Why Quantitative Psychology is Important
All sciences depend upon the accurate analysis of data in order to derive results that are verifiable. As one of the social sciences, psychology is no exception to this rule. For every experiment involving the collection and study of psychological data, an appropriate method of analysis must be developed. That’s the job of the quantitative and measurement psychologist. The quantitative psychologist can design measurement tools that are reliable and accurate; these may include various kinds of tests and studies that can be shown to produce solid results. The quantitative psychologist can help develop and focus a proposed research project in such a way that it produces valid results able to be generalized for a larger population, according to the American Psychological Association.
A well-known example of the kind of methodology developed by quantitative psychologists for the use of other researchers is the Intelligence Quotient (IQ) and the tests designed to measure it. The information acquired by psychologists through IQ testing has been applied in a number of areas outside psychology, including education, health and medicine, and criminal justice.
Training in Quantitative and Measurement Psychology
Since mathematics is the foundation of all statistical analysis, quantitative psychologists must have ample training in this field. While all advanced education in psychology requires some training in statistics, for the quantitative psychologist the mathematical focus is vital and profound. Hence the PhD is considered the optimal degree for this field. There are several dozen universities in North America that offer specific PhD degrees in Quantitative Psychology, which is also called Psychometrics or Psychometric Methodology; a number of others offer advanced work in Quantitative Psychology along with a substantial study in other areas of Psychology.
Careers in Quantitative Psychology
The American Psychological Association has stated in no uncertain terms that there is a serious need for quantitative psychologists. As older members of the profession retire, fewer qualified young people are available to take their places. There are job opportunities for them not only in academic circles as research professors, but also in private industry. In educational assessment, for example, the creation of standardized tests requires the input of quantitative psychologists.
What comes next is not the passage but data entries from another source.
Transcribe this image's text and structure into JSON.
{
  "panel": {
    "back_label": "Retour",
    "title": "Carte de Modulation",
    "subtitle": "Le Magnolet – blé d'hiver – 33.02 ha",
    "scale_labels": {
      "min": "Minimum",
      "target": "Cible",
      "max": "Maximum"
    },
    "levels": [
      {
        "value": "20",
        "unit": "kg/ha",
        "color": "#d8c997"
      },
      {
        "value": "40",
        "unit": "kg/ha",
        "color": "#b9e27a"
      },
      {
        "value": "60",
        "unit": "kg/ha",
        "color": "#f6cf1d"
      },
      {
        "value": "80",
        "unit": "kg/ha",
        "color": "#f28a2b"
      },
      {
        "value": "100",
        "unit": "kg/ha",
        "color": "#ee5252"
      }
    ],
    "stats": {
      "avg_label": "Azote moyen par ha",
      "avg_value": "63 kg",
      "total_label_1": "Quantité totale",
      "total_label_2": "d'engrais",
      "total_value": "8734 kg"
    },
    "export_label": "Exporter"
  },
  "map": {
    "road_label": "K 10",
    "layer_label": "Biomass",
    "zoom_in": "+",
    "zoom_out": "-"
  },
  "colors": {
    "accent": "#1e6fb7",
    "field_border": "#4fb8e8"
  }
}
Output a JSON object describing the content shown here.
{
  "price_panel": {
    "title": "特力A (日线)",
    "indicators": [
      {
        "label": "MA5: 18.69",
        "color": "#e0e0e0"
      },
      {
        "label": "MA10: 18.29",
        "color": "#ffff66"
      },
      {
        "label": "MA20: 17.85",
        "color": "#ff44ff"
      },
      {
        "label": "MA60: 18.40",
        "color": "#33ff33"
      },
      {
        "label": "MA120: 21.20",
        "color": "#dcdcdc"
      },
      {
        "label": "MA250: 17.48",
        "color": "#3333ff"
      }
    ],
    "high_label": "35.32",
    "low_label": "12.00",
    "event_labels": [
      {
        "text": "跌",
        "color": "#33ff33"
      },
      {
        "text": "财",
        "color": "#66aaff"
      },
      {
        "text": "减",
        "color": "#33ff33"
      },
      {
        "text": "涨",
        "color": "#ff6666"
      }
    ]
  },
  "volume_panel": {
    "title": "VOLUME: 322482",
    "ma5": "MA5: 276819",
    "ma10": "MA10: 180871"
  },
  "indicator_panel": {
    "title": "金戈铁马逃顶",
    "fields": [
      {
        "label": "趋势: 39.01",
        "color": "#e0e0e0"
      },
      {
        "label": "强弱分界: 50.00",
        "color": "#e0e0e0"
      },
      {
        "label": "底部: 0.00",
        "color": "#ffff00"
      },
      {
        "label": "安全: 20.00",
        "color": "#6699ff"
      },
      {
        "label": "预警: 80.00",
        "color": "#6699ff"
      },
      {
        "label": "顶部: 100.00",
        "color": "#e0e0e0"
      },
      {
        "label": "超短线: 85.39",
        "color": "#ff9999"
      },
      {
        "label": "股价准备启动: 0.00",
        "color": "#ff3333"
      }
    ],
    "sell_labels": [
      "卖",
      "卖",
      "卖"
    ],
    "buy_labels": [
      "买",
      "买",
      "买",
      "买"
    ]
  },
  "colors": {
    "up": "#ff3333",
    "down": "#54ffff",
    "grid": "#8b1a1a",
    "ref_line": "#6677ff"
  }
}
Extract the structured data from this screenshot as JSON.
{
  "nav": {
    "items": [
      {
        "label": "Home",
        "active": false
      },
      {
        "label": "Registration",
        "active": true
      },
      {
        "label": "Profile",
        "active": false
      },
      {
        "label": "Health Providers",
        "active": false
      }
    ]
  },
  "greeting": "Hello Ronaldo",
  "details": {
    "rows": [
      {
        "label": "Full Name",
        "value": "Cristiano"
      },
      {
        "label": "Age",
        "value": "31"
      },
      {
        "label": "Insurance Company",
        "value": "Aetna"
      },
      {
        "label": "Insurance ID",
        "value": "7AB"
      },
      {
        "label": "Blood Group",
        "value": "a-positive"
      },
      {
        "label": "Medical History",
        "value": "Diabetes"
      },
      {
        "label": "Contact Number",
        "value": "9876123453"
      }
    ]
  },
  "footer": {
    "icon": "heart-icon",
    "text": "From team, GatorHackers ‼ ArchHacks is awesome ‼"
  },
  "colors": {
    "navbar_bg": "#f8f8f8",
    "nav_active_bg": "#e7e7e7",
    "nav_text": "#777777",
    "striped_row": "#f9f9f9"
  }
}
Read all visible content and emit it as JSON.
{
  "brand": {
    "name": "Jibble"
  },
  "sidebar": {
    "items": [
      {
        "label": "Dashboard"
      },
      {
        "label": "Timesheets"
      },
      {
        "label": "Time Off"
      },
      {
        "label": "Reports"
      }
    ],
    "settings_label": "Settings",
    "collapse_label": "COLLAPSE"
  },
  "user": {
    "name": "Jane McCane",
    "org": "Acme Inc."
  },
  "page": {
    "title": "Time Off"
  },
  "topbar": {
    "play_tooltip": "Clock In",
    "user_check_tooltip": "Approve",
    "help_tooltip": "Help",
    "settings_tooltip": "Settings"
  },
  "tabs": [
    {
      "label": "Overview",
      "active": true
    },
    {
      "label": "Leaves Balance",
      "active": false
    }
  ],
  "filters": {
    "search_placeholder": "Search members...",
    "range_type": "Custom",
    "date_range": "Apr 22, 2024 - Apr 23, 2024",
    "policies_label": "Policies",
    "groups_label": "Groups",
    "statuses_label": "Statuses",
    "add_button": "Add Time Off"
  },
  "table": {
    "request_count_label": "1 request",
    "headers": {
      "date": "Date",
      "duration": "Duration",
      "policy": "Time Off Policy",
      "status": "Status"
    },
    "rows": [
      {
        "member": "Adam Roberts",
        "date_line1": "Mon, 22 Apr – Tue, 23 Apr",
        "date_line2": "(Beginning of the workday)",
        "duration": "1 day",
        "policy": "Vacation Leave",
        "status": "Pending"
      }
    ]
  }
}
Given their extensive training in mathematics and statistics, however, quantitative psychologists can easily move into careers in business and governmental agencies, where psychological measurement and statistical assessment are necessary procedures.
Related Resource: Biopsychology
Since Quantitative and Measurement Psychology forms the basis of all legitimate psychological methodology, its practitioners are going to be in high demand. And because research in this field is universally recognized as important, it is well funded and supported by governmental and academic agencies. For the present, the demand for qualified quantitative and measurement psychologists in public and private sectors alike is almost constant.